#### Provided records ####

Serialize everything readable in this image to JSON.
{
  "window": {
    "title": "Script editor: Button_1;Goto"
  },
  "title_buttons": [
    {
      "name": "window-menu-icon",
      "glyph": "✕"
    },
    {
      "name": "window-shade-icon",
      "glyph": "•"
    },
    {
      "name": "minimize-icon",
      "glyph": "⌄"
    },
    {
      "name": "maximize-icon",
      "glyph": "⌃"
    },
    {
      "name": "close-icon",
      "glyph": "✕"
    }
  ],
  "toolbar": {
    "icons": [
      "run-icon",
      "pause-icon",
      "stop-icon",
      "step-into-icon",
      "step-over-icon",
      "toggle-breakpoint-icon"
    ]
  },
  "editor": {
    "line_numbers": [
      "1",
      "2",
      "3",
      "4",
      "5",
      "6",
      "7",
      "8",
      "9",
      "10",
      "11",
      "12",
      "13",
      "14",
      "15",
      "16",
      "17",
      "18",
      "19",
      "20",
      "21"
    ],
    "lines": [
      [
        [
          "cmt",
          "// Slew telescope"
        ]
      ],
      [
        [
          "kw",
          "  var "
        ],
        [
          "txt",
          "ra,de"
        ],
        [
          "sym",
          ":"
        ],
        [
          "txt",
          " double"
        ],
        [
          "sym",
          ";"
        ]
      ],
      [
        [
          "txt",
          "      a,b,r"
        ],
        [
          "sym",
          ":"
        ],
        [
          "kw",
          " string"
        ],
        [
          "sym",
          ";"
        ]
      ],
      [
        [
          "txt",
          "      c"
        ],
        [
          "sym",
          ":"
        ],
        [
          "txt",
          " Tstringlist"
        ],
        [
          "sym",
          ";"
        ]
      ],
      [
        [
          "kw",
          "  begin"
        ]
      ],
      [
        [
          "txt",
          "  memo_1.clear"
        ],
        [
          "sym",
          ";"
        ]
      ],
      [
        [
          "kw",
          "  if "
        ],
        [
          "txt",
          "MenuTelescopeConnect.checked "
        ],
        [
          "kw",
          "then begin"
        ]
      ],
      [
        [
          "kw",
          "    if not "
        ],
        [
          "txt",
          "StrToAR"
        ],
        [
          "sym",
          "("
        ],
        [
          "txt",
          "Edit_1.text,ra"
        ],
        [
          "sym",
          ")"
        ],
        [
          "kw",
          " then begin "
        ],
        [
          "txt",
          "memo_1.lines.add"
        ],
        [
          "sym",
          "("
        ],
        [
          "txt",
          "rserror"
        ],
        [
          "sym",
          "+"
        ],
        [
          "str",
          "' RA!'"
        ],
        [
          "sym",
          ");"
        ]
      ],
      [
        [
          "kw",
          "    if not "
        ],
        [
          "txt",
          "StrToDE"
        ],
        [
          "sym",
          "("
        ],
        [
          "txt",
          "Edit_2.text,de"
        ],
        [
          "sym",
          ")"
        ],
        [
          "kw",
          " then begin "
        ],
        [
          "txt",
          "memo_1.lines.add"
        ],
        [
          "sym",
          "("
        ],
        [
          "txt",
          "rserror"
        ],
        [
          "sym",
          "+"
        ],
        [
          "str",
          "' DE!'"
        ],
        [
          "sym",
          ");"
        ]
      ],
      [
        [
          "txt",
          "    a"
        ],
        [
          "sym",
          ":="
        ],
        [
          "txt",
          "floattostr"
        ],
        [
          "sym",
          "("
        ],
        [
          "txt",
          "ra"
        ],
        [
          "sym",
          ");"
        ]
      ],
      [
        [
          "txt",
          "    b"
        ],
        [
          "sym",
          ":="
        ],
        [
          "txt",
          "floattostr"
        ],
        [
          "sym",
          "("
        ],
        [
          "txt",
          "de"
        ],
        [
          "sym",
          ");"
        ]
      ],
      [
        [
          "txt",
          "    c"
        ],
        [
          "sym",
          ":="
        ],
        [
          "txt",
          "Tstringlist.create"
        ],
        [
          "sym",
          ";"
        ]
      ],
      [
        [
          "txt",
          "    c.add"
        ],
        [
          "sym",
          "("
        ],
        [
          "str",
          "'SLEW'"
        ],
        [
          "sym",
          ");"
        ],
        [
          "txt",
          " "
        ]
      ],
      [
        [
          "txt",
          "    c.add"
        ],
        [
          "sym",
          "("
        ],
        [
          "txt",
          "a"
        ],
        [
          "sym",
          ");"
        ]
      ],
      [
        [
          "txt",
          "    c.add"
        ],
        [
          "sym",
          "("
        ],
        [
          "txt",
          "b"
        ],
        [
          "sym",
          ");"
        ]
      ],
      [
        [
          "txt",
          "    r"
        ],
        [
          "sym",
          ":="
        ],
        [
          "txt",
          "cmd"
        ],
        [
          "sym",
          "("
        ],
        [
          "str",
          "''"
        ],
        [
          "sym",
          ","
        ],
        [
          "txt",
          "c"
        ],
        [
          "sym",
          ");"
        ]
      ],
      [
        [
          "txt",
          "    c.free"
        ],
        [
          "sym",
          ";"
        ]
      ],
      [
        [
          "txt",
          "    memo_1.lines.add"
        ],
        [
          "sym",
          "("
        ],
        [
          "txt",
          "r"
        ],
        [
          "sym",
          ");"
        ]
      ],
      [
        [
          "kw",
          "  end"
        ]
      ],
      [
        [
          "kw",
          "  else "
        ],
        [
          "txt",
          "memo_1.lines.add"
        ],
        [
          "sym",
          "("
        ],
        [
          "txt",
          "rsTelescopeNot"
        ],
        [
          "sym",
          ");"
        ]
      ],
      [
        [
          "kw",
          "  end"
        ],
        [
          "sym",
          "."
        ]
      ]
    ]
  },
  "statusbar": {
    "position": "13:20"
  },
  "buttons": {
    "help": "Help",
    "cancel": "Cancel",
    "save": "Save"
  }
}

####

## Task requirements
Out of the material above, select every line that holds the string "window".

## Completed exercise
  "window": {
      "name": "window-menu-icon",
      "name": "window-shade-icon",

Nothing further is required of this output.